- Task statement
Please return the records below exactly as they stand.

- Records provided

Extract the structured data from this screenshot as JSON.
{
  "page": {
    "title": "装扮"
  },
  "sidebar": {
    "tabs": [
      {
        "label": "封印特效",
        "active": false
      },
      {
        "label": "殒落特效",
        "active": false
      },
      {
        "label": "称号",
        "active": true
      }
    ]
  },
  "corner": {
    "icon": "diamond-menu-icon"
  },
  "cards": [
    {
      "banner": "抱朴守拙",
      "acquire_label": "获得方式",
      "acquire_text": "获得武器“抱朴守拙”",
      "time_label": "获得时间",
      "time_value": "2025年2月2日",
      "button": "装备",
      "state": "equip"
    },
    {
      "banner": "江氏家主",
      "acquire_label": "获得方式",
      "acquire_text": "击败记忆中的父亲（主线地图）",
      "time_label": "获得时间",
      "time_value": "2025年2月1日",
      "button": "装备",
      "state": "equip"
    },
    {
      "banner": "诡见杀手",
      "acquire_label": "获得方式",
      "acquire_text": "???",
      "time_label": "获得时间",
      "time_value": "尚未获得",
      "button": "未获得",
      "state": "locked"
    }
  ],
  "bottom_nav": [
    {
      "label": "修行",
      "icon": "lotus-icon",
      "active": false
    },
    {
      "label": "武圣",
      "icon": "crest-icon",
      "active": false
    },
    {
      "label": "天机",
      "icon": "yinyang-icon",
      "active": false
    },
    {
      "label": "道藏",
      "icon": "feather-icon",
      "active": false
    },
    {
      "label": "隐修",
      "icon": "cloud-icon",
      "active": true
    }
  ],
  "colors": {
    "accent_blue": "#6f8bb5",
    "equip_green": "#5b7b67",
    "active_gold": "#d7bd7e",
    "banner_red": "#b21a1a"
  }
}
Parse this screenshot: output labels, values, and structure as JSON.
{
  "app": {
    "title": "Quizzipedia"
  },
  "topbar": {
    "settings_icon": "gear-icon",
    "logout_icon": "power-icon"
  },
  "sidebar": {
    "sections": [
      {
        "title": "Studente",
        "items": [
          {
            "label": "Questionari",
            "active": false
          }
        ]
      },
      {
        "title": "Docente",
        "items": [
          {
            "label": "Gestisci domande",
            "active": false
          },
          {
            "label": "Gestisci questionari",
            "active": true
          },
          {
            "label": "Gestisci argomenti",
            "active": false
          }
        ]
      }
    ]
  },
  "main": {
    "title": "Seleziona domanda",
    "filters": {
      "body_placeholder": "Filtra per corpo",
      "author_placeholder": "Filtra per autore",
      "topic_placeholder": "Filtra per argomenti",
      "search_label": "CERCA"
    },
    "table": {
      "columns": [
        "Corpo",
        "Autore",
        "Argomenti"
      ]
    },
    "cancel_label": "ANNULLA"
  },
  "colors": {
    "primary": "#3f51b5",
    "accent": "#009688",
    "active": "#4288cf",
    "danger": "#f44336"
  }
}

- Response to the exercise
Extract the structured data from this screenshot as JSON.
{
  "page": {
    "title": "装扮"
  },
  "sidebar": {
    "tabs": [
      {
        "label": "封印特效",
        "active": false
      },
      {
        "label": "殒落特效",
        "active": false
      },
      {
        "label": "称号",
        "active": true
      }
    ]
  },
  "corner": {
    "icon": "diamond-menu-icon"
  },
  "cards": [
    {
      "banner": "抱朴守拙",
      "acquire_label": "获得方式",
      "acquire_text": "获得武器“抱朴守拙”",
      "time_label": "获得时间",
      "time_value": "2025年2月2日",
      "button": "装备",
      "state": "equip"
    },
    {
      "banner": "江氏家主",
      "acquire_label": "获得方式",
      "acquire_text": "击败记忆中的父亲（主线地图）",
      "time_label": "获得时间",
      "time_value": "2025年2月1日",
      "button": "装备",
      "state": "equip"
    },
    {
      "banner": "诡见杀手",
      "acquire_label": "获得方式",
      "acquire_text": "???",
      "time_label": "获得时间",
      "time_value": "尚未获得",
      "button": "未获得",
      "state": "locked"
    }
  ],
  "bottom_nav": [
    {
      "label": "修行",
      "icon": "lotus-icon",
      "active": false
    },
    {
      "label": "武圣",
      "icon": "crest-icon",
      "active": false
    },
    {
      "label": "天机",
      "icon": "yinyang-icon",
      "active": false
    },
    {
      "label": "道藏",
      "icon": "feather-icon",
      "active": false
    },
    {
      "label": "隐修",
      "icon": "cloud-icon",
      "active": true
    }
  ],
  "colors": {
    "accent_blue": "#6f8bb5",
    "equip_green": "#5b7b67",
    "active_gold": "#d7bd7e",
    "banner_red": "#b21a1a"
  }
}
Parse this screenshot: output labels, values, and structure as JSON.
{
  "app": {
    "title": "Quizzipedia"
  },
  "topbar": {
    "settings_icon": "gear-icon",
    "logout_icon": "power-icon"
  },
  "sidebar": {
    "sections": [
      {
        "title": "Studente",
        "items": [
          {
            "label": "Questionari",
            "active": false
          }
        ]
      },
      {
        "title": "Docente",
        "items": [
          {
            "label": "Gestisci domande",
            "active": false
          },
          {
            "label": "Gestisci questionari",
            "active": true
          },
          {
            "label": "Gestisci argomenti",
            "active": false
          }
        ]
      }
    ]
  },
  "main": {
    "title": "Seleziona domanda",
    "filters": {
      "body_placeholder": "Filtra per corpo",
      "author_placeholder": "Filtra per autore",
      "topic_placeholder": "Filtra per argomenti",
      "search_label": "CERCA"
    },
    "table": {
      "columns": [
        "Corpo",
        "Autore",
        "Argomenti"
      ]
    },
    "cancel_label": "ANNULLA"
  },
  "colors": {
    "primary": "#3f51b5",
    "accent": "#009688",
    "active": "#4288cf",
    "danger": "#f44336"
  }
}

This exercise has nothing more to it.